Data records for software interfaces
= = = =
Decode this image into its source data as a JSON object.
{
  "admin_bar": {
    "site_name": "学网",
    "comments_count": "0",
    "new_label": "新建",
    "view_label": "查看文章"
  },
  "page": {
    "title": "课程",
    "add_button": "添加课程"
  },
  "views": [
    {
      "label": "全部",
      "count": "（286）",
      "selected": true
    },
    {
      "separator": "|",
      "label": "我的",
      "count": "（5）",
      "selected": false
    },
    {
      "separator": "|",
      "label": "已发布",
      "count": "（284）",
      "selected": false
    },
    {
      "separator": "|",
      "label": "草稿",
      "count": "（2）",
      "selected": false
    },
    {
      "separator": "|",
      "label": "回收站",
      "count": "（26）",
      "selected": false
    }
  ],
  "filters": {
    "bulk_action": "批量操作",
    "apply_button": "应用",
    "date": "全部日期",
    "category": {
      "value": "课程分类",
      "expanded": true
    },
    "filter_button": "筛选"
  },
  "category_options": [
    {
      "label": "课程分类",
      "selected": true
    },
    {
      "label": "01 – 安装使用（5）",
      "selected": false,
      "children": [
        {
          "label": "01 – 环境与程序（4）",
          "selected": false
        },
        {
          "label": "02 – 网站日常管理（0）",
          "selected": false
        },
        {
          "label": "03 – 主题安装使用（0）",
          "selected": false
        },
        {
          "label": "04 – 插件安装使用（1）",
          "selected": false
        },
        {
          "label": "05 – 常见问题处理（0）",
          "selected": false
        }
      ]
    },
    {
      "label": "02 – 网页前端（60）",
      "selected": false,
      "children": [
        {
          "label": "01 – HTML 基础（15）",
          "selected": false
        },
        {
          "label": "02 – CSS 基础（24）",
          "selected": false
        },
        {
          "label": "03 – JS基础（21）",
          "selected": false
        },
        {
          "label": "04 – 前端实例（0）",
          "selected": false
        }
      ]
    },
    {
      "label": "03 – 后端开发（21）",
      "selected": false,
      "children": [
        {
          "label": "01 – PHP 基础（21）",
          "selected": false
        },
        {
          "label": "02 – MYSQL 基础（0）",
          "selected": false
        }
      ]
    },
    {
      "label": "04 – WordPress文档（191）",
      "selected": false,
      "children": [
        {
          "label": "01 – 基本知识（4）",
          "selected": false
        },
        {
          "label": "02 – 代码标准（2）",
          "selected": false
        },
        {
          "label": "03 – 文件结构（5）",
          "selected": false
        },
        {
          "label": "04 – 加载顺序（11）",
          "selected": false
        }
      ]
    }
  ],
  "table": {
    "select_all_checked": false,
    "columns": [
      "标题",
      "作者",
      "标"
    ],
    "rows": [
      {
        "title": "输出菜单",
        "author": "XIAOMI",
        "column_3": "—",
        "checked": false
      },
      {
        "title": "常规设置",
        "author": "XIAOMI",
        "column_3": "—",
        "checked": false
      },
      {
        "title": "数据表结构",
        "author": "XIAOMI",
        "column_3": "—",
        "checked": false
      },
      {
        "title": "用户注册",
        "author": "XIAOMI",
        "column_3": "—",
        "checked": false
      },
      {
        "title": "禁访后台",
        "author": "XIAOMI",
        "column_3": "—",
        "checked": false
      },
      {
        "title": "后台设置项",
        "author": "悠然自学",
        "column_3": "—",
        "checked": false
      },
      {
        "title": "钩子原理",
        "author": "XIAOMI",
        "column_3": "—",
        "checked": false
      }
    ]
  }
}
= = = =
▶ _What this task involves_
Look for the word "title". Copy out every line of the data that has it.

▶ _Response area_
    "title": "课程",
        "title": "输出菜单",
        "title": "常规设置",
        "title": "数据表结构",
        "title": "用户注册",
        "title": "禁访后台",
        "title": "后台设置项",
        "title": "钩子原理",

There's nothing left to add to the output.